As I am sure my readers know I have had several different types of spinal injections from epidurals to facet joint injections and even a life-threatening episode with one particular injection. But what are the pros and the cons of these types of injections which have given you time-limited pain relief?
The facet joint injection provides important information for your doctor and can also give you pain relief. Why do I have to have an injection in the facet joint? The procedure is designed to prove if the facet joint is causing your pain by placing a temporary medication to reduce discomfort in the joint.
The pros are that it provides a direct management for joint pain and inflammation. It provides faster pain relief and relieves moderate to severe pain. Steroid injections also provide faster pain relief than oral forms of anti-inflammatory drugs. Joint injections allow the drug to be absorbed in the blood stream faster than oral medications. Making pain receptors less sensitive, in turn sending fewer pain signals through the nerves
There are no stitches or open wounds to deal with, and because of this, you have an extremely small risk of infection. Overall, facet joint injections are considered a very safe treatment.
You may get between three weeks and three months’ pain relief from a steroid joint injection, though this varies. You can have the injections every three months if you need them. Generally, it’s best not to have more than four steroid joint injections in a year into any one joint. This is because there’s a chance any more could damage your joint.
The waiting list on the NHS for any spinal injections is long but having them done privately is not cheap. It varies across the UK from £1,200 in the far north to £2,043 in the south.
The cons are that steroids have various side-effects. Age can also become a factor with facet joint injections. As you age, your facet joint becomes more damaged. This makes the injection more technically difficult because the joint is too small and maybe tighter. You may also grow small bones called osteophytes, which you do not normally see on an X-ray.
You could have an allergic reaction or cause bleeding although this is usually only a risk with patients who are on blood thinners.
Minor infections occur in less than 1% to 2% of all injections. Severe infections are rare, occurring in 0.1% to 0.01% of injections.
You could get discomfort at the point of the injection or worsening of pain symptoms. And while very rare, damage to the spinal cord or spinal nerves can occur from direct trauma from the needle, or secondarily from infection, bleeding resulting in compression, or injection into an artery causing blockage.
Have you had any spinal injections and if so how long did the pain relief last? I would love to hear from anyone who has had this treatment either on the NHS or privately as I am trying to get as much information as possible to write a much bigger article on it.
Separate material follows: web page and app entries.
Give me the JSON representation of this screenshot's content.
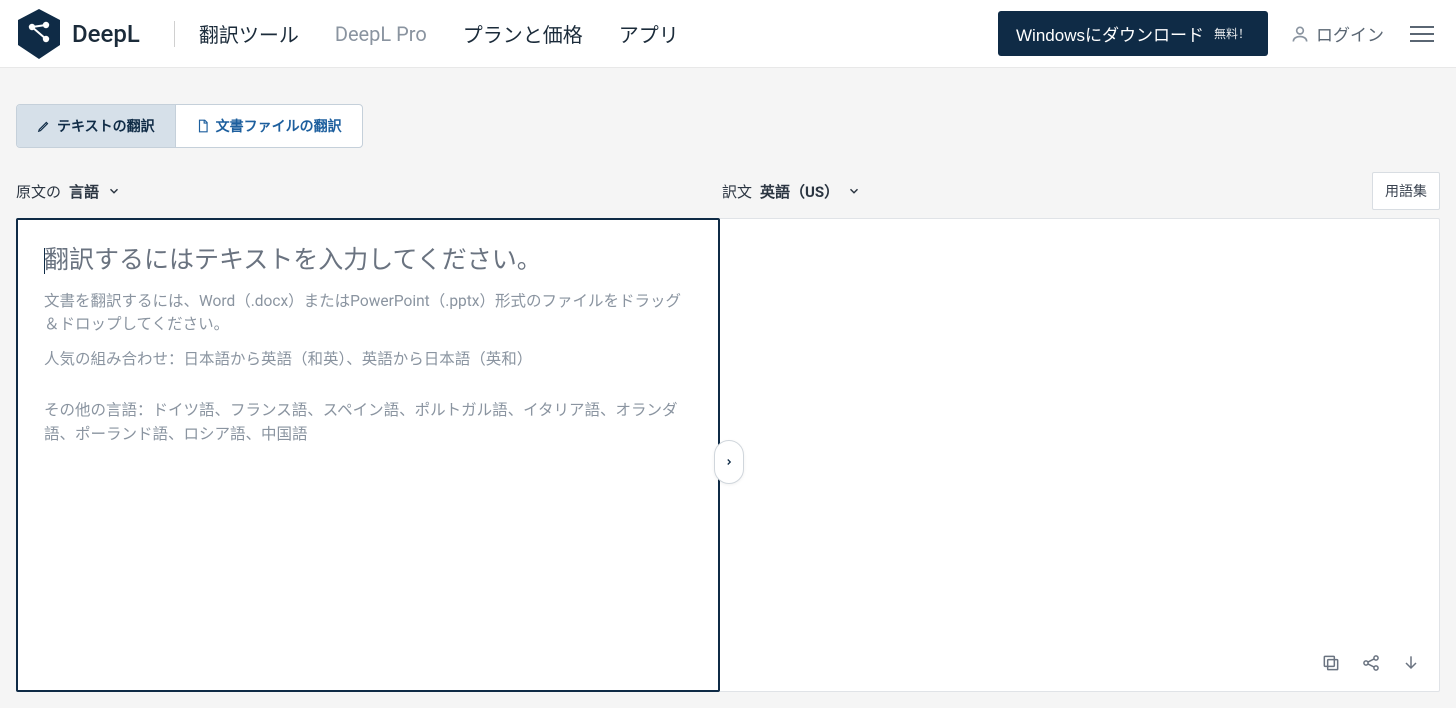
{
  "brand": {
    "name": "DeepL"
  },
  "nav": {
    "translator": "翻訳ツール",
    "pro": "DeepL Pro",
    "pricing": "プランと価格",
    "apps": "アプリ"
  },
  "header": {
    "download_label": "Windowsにダウンロード",
    "download_badge": "無料！",
    "login": "ログイン"
  },
  "mode_tabs": {
    "text": "テキストの翻訳",
    "document": "文書ファイルの翻訳"
  },
  "langbar": {
    "source_prefix": "原文の",
    "source_bold": "言語",
    "target_prefix": "訳文",
    "target_bold": "英語（US）",
    "glossary": "用語集"
  },
  "source_panel": {
    "placeholder_main": "翻訳するにはテキストを入力してください。",
    "placeholder_sub": "文書を翻訳するには、Word（.docx）またはPowerPoint（.pptx）形式のファイルをドラッグ＆ドロップしてください。",
    "popular_combos": "人気の組み合わせ：日本語から英語（和英）、英語から日本語（英和）",
    "other_langs": "その他の言語：ドイツ語、フランス語、スペイン語、ポルトガル語、イタリア語、オランダ語、ポーランド語、ロシア語、中国語"
  },
  "colors": {
    "brand_dark": "#0f2b46"
  }
}
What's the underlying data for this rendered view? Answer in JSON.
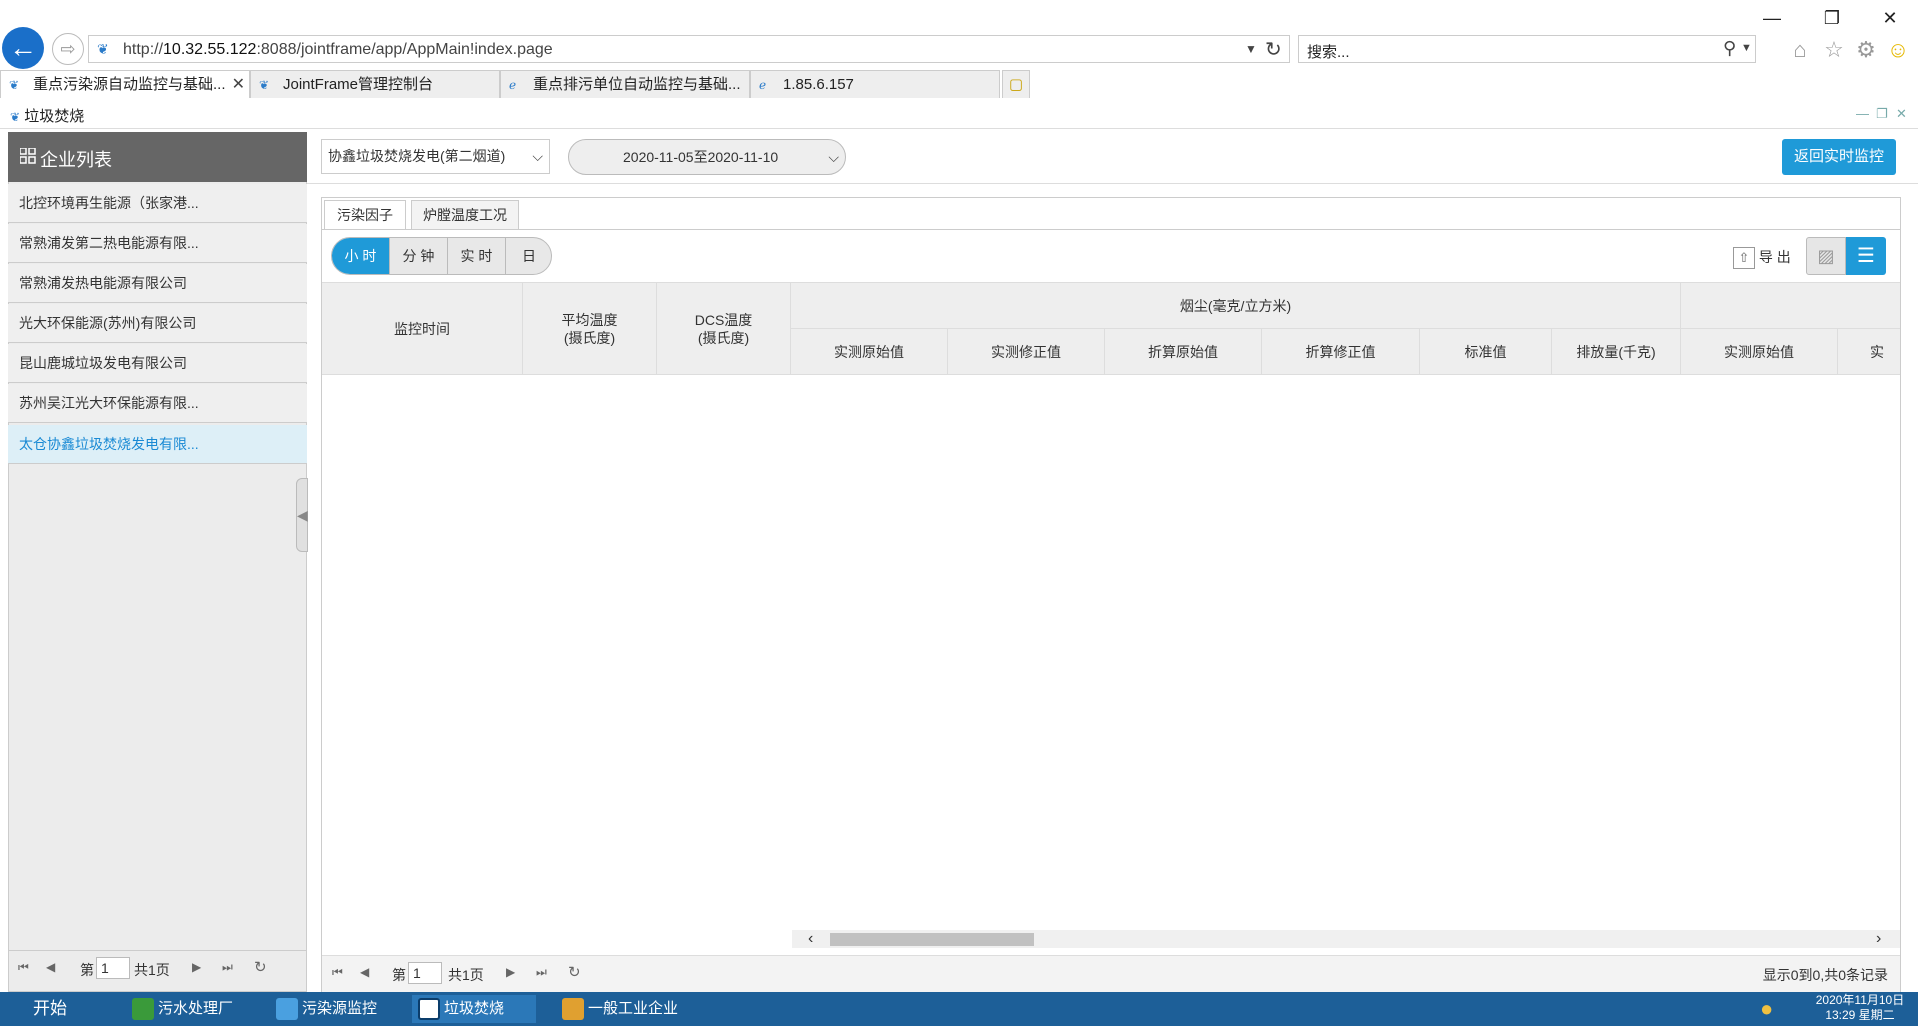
{
  "browser": {
    "window_controls": {
      "minimize": "—",
      "restore": "❐",
      "close": "✕"
    },
    "address": {
      "prefix": "http://",
      "host": "10.32.55.122",
      "path": ":8088/jointframe/app/AppMain!index.page"
    },
    "search_placeholder": "搜索...",
    "tabs": [
      {
        "label": "重点污染源自动监控与基础...",
        "active": true
      },
      {
        "label": "JointFrame管理控制台",
        "active": false
      },
      {
        "label": "重点排污单位自动监控与基础...",
        "active": false
      },
      {
        "label": "1.85.6.157",
        "active": false
      }
    ]
  },
  "app": {
    "title": "垃圾焚烧",
    "sidebar": {
      "header": "企业列表",
      "items": [
        {
          "label": "北控环境再生能源（张家港..."
        },
        {
          "label": "常熟浦发第二热电能源有限..."
        },
        {
          "label": "常熟浦发热电能源有限公司"
        },
        {
          "label": "光大环保能源(苏州)有限公司"
        },
        {
          "label": "昆山鹿城垃圾发电有限公司"
        },
        {
          "label": "苏州吴江光大环保能源有限..."
        },
        {
          "label": "太仓协鑫垃圾焚烧发电有限...",
          "selected": true
        }
      ],
      "pager": {
        "page_prefix": "第",
        "page_value": "1",
        "total": "共1页"
      }
    },
    "toolbar": {
      "outlet_select": "协鑫垃圾焚烧发电(第二烟道)",
      "date_range": "2020-11-05至2020-11-10",
      "back_button": "返回实时监控"
    },
    "subtabs": [
      "污染因子",
      "炉膛温度工况"
    ],
    "granularity": [
      {
        "label": "小 时",
        "active": true
      },
      {
        "label": "分 钟",
        "active": false
      },
      {
        "label": "实 时",
        "active": false
      },
      {
        "label": "日",
        "active": false
      }
    ],
    "export_label": "导 出",
    "table": {
      "col_time": "监控时间",
      "col_avg_temp": [
        "平均温度",
        "(摄氏度)"
      ],
      "col_dcs_temp": [
        "DCS温度",
        "(摄氏度)"
      ],
      "group_dust": "烟尘(毫克/立方米)",
      "sub_cols": [
        "实测原始值",
        "实测修正值",
        "折算原始值",
        "折算修正值",
        "标准值",
        "排放量(千克)",
        "实测原始值",
        "实"
      ]
    },
    "pager": {
      "page_prefix": "第",
      "page_value": "1",
      "total": "共1页",
      "summary": "显示0到0,共0条记录"
    }
  },
  "taskbar": {
    "start": "开始",
    "items": [
      "污水处理厂",
      "污染源监控",
      "垃圾焚烧",
      "一般工业企业"
    ],
    "date": "2020年11月10日",
    "time": "13:29 星期二"
  },
  "colors": {
    "accent": "#1f9ad8",
    "sidebar_header": "#666666",
    "selected_row": "#ddeff7",
    "taskbar": "#1d5f98"
  }
}
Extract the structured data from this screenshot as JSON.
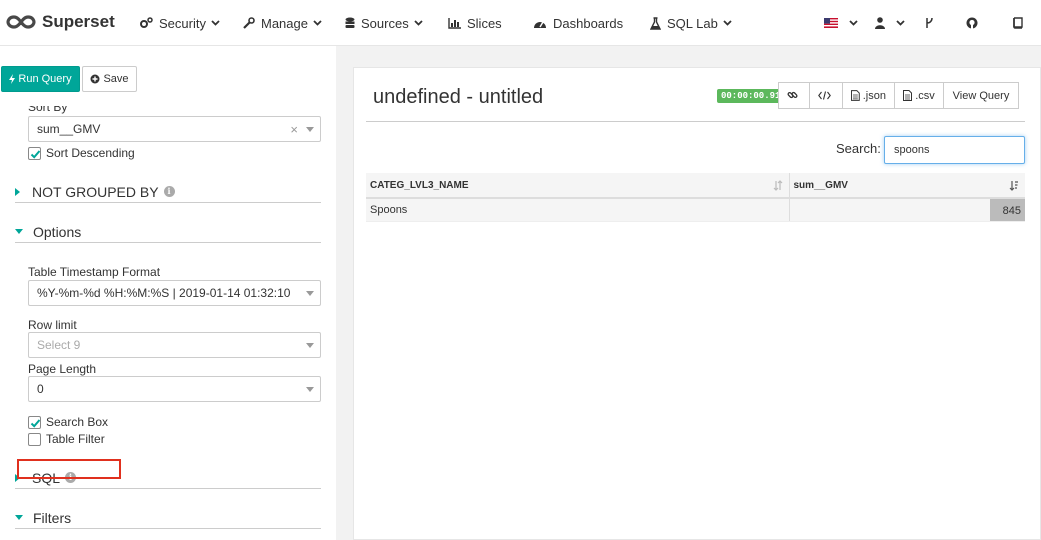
{
  "navbar": {
    "brand": "Superset",
    "items": [
      {
        "label": "Security",
        "icon": "cogs-icon",
        "dropdown": true
      },
      {
        "label": "Manage",
        "icon": "wrench-icon",
        "dropdown": true
      },
      {
        "label": "Sources",
        "icon": "database-icon",
        "dropdown": true
      },
      {
        "label": "Slices",
        "icon": "bar-chart-icon",
        "dropdown": false
      },
      {
        "label": "Dashboards",
        "icon": "dashboard-icon",
        "dropdown": false
      },
      {
        "label": "SQL Lab",
        "icon": "flask-icon",
        "dropdown": true
      }
    ],
    "right_icons": [
      "us-flag-icon",
      "user-icon",
      "code-fork-icon",
      "github-icon",
      "book-icon"
    ]
  },
  "controls": {
    "run_query_label": "Run Query",
    "save_label": "Save",
    "sort_by_label": "Sort By",
    "sort_by_value": "sum__GMV",
    "sort_descending_label": "Sort Descending",
    "sort_descending_checked": true,
    "sections": {
      "not_grouped_by": "NOT GROUPED BY",
      "options": "Options",
      "sql": "SQL",
      "filters": "Filters"
    },
    "timestamp_format_label": "Table Timestamp Format",
    "timestamp_format_value": "%Y-%m-%d %H:%M:%S | 2019-01-14 01:32:10",
    "row_limit_label": "Row limit",
    "row_limit_placeholder": "Select 9",
    "page_length_label": "Page Length",
    "page_length_value": "0",
    "search_box_label": "Search Box",
    "search_box_checked": true,
    "table_filter_label": "Table Filter",
    "table_filter_checked": false
  },
  "slice": {
    "title": "undefined - untitled",
    "timer": "00:00:00.91",
    "toolbar": {
      "json_label": ".json",
      "csv_label": ".csv",
      "view_query_label": "View Query"
    },
    "search_label": "Search:",
    "search_value": "spoons",
    "columns": [
      "CATEG_LVL3_NAME",
      "sum__GMV"
    ],
    "rows": [
      {
        "categ": "Spoons",
        "gmv": "845",
        "gmv_fraction": 1.0
      }
    ]
  },
  "colors": {
    "accent": "#00a699",
    "highlight": "#e0301e",
    "timer": "#5cb85c"
  }
}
For me personally I enjoy every second of my pain free time after my injections and would not hesitate accepting any being offered to me.